Your Operation’s Productivity Isn’t As High As You’d Like? Consider Ergonomics

If your operation’s throughput isn’t as high as you think it should be, or your workers aren’t as productive as you expect, perhaps some ergonomic adjustments are in order. That’s because the science of ergonomics aims not only to remove the risk factors associated with musculoskeletal injuries, but it also seeks to improve workers’ efficiency as they complete assigned tasks.

Consider the workstation, for example. Whether a worker is packing shipping cartons in an e-commerce fulfillment operation or assembling small workpieces, take a look at the work environment. Determine what task (or tasks) are to be performed at that station and what tools are needed to complete that work. Evaluate the number of discrete process steps that must be taken, and the motions performed to complete those steps. Then, consider whether the workstation is organized in the most efficient manner.

To maximize ergonomics and worker productivity, a workstation should be laid out according to a few basic principles. The first is to define reach zones — or the range of distance a worker must extend his or her hand and arm — for necessary tools or supplies based on frequency of use in order to minimize the time spent searching for or accessing them. Zones are typically established according to the following guidelines:

  • High priority items required to complete highly repetitive tasks or reached for more than 5 times per minute should be placed no farther than 14 inches away from the worker’s body.
  • Items needed less often, or reached for between 1-5 times per minute, should be placed in a secondary zone, up to 19 inches away from the worker’s body.
  • Items used least, or less than once per minute, can be placed up to 25 inches away from the worker’s body.
  • Any other items that are rarely used should be placed in a storage zone.

The tools or supplies themselves can be mounted on extendible trays or arms for flexible, adjustable access within specific reach zones. They can also be sorted into different colored bins or marked with different colored adhesive labels for high visibility and to separate items that appear similar but are not (different sized bolts and nuts, for example). This makes finding the right part or supply faster and easier. To further bolster efficiency, the items required for the task should be sub-organized in order of use, left to right, top to bottom (the same way English speakers read a page of a book).
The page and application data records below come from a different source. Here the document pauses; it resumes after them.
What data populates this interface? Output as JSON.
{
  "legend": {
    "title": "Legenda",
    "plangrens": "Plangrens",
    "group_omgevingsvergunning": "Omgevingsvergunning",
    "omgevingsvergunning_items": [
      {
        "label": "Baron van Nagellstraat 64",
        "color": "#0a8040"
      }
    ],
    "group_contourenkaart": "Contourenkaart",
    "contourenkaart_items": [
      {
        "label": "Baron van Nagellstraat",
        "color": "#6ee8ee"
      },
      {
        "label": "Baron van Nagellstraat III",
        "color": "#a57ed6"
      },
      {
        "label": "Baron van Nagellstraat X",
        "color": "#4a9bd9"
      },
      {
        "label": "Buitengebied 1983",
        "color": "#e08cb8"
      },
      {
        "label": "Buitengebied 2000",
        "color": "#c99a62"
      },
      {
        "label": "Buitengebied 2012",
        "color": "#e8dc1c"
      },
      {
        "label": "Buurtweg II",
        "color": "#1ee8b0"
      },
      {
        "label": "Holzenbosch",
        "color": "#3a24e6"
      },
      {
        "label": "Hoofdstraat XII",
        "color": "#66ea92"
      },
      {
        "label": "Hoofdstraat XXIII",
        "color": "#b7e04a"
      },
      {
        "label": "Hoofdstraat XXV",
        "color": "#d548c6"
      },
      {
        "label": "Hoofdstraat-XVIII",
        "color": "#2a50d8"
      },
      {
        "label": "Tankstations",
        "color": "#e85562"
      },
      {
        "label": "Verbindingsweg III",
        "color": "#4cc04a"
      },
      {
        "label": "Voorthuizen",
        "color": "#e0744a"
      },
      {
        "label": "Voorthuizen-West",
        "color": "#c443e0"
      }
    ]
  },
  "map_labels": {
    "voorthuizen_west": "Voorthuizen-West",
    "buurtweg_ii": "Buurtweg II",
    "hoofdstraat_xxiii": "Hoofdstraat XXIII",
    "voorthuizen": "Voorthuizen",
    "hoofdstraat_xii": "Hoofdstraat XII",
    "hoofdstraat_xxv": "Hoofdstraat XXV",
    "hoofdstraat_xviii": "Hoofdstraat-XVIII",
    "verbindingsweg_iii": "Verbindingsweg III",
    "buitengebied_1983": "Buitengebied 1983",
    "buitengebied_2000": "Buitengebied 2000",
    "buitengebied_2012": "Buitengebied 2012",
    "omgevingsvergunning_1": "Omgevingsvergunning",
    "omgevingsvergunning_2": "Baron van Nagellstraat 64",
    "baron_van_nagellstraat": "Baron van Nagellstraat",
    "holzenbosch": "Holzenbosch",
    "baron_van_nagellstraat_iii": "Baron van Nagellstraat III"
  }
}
Additionally, if multiple operators are using the same workstation, utilize powered adjustability functions to raise and lower the surface to each user’s height. The adjustability ensures that workers are standing or seated in the most comfortable position to perform their assigned task, minimizing stretching, reaching, bending or other strains. Manually adjustable surfaces (for example by crank) are less likely to be used, as workers will rarely spend the few minutes required to raise or lower the station by hand. If monitors or other screens are used, they too should be mounted on adjustable height arms so workers can position them for easiest viewing.

Having the right amount, type, and intensity of lighting — both ambient and task — is crucial to efficiency. If a worker cannot easily see the task in front of them, they are more likely to make mistakes or take more time to complete the work. Consider adding powered tools, such as screwdrivers or automated dispensers, to further save time and reduce strain in completing tasks.

Additionally, only items needed to perform the task should be stored at the workstation and the work surface should remain open and free of clutter. Some items, such as printers or other tools, should not be placed on the work surface. There are ergonomic solutions available that place printers and other devices on pull-out shelves, clearing space on the work surface. In addition, accessories like bin rails and label troughs can help keep items that are needed for the task close to the worker. A lot of time can be wasted if a worker has to search for a missing tool or supply item, like a tape gun.

Finally, when it comes to sizing the workstation, many operations erroneously believe that having a larger work surface is better than a small one. However, additional space can increase the distance a worker has to stretch to reach items; it may also encourage unnecessary items to accumulate. Instead, choose a well-designed station that is as compact as it can be for the task. That makes it easier for workers to keep their workstations clean, organized and free of clutter.

Need more insight into how industrial ergonomic solutions can help both your workforce and your bottom line? Watch this video produced by the members of MHI’s Ergonomic Assist Systems & Equipment (EASE) Industry Group.